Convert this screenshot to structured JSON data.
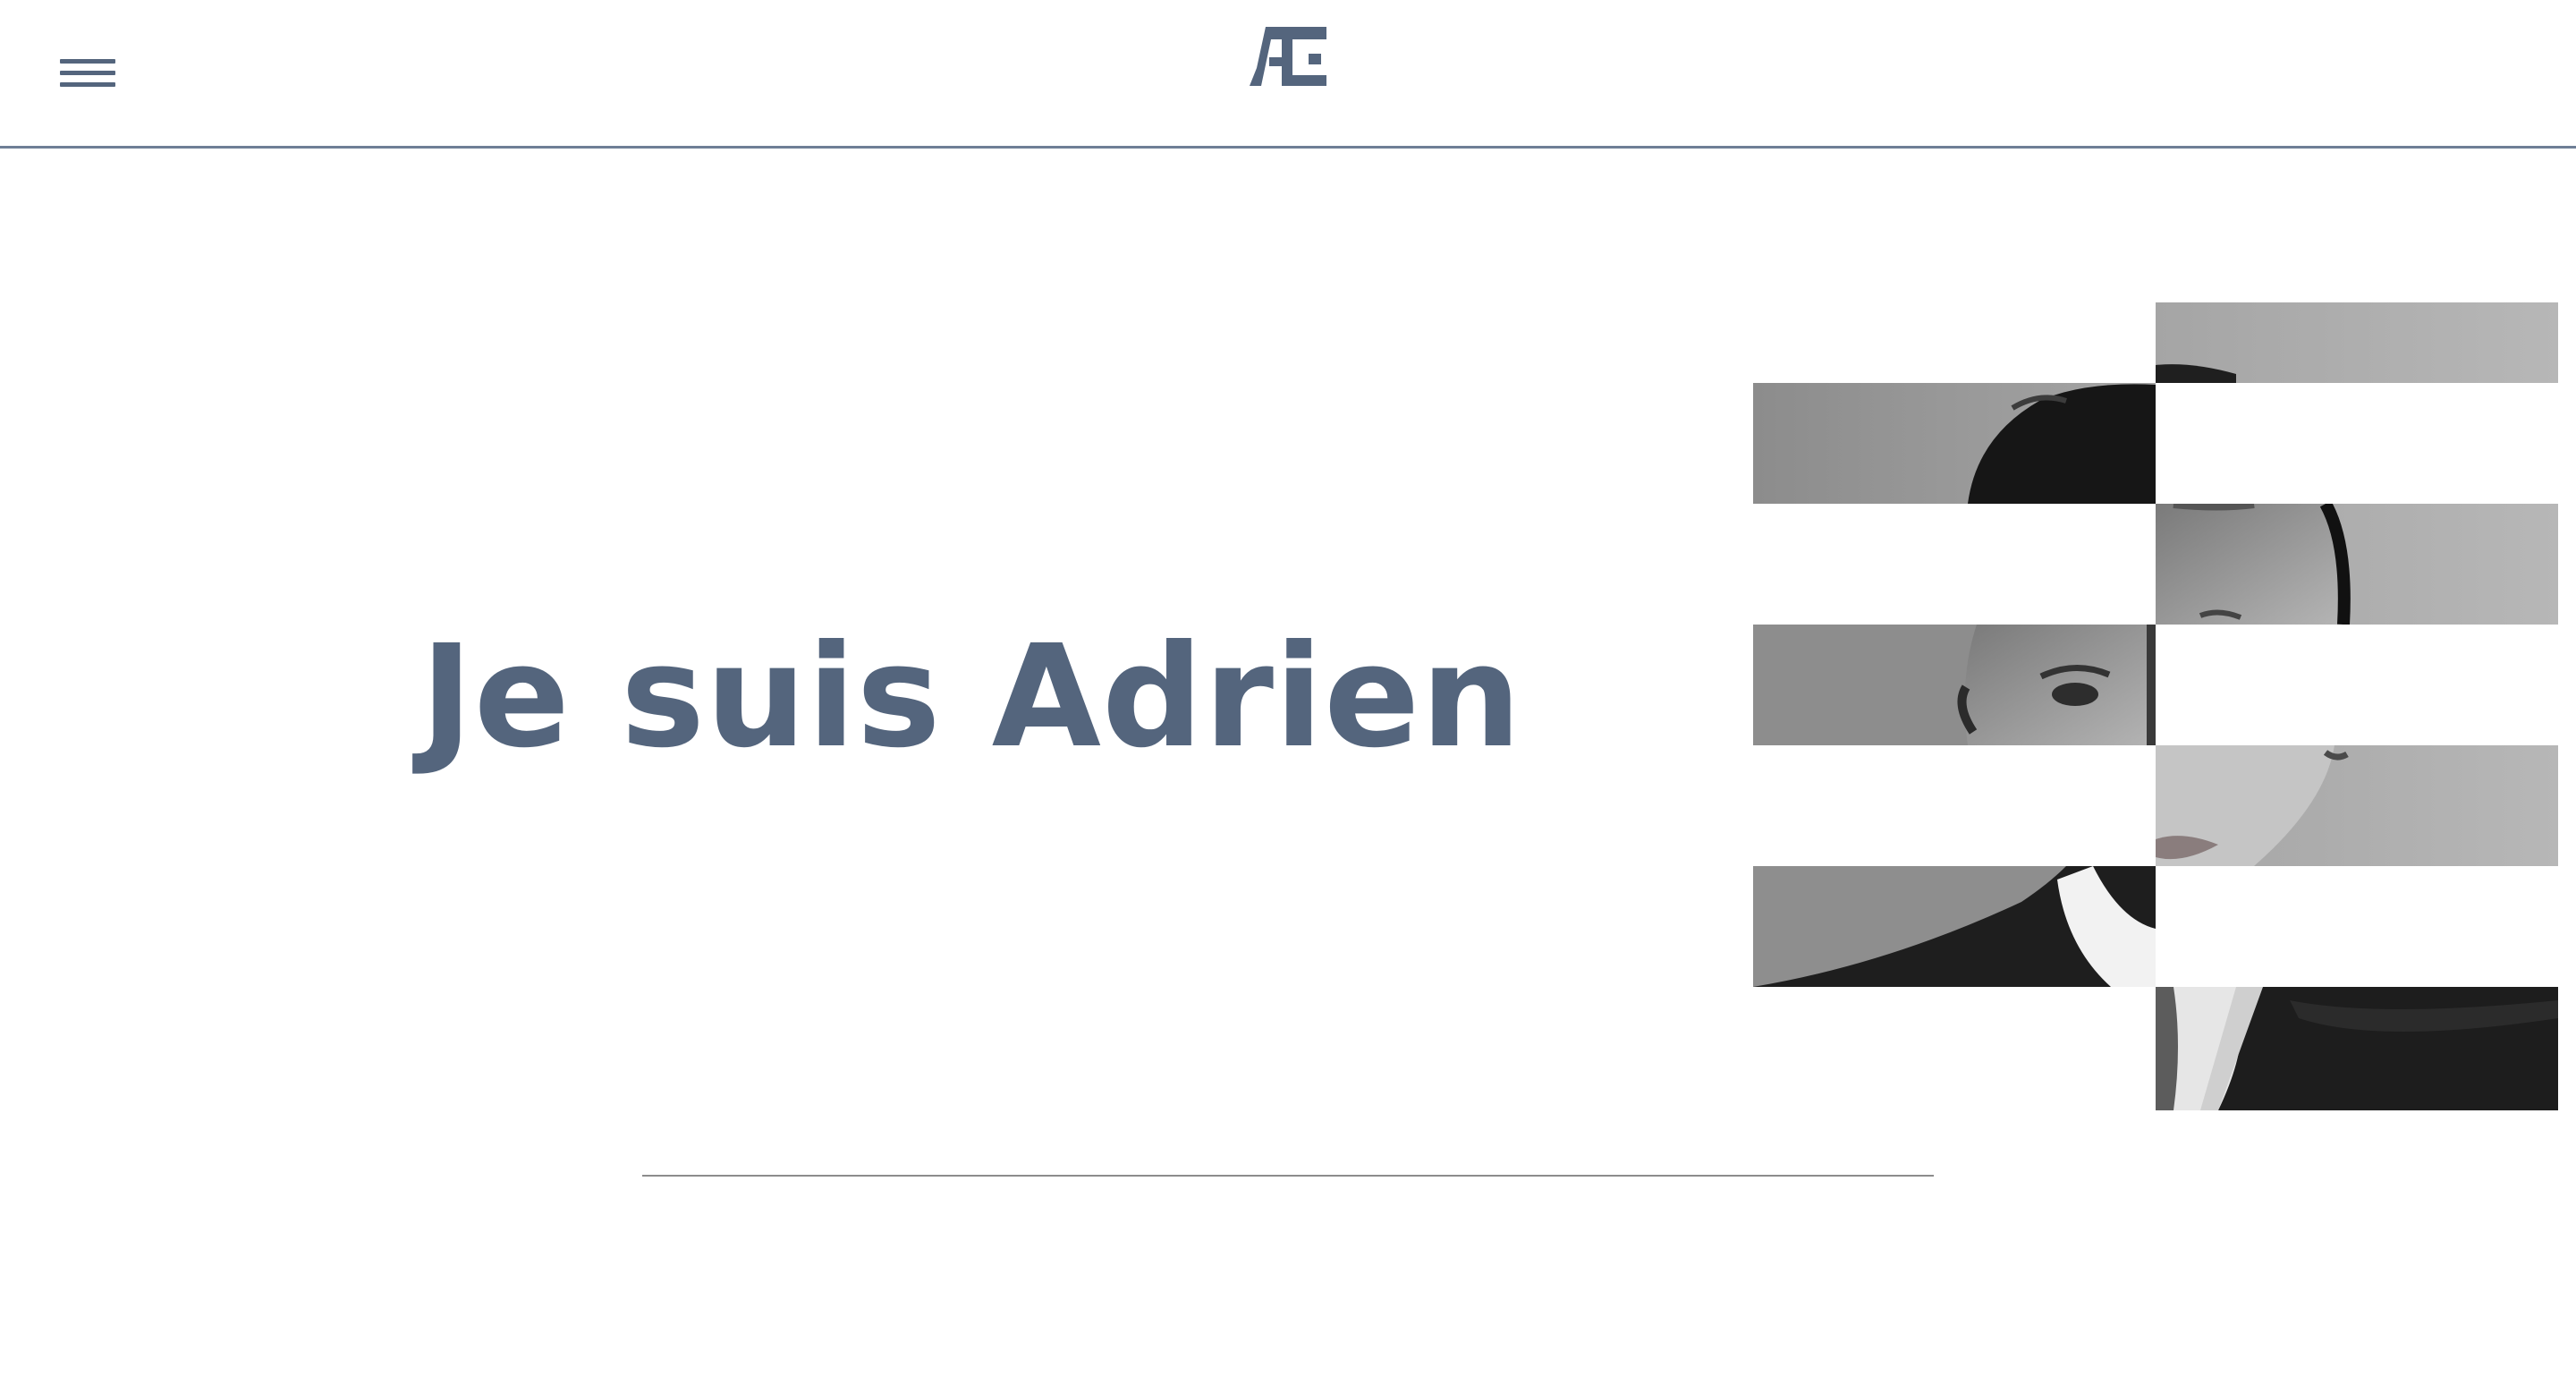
{
  "header": {
    "menu_icon": "hamburger-menu-icon",
    "logo_icon": "ae-monogram-logo",
    "border_color": "#6e7f96"
  },
  "hero": {
    "title": "Je suis Adrien",
    "title_color": "#54657d"
  },
  "portrait": {
    "description_icon": "striped-grayscale-portrait"
  },
  "colors": {
    "accent": "#54657d",
    "background": "#ffffff",
    "divider": "#8c8c8c"
  }
}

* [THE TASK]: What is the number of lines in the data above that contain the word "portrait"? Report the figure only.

* [EXERCISE ANSWER]: 2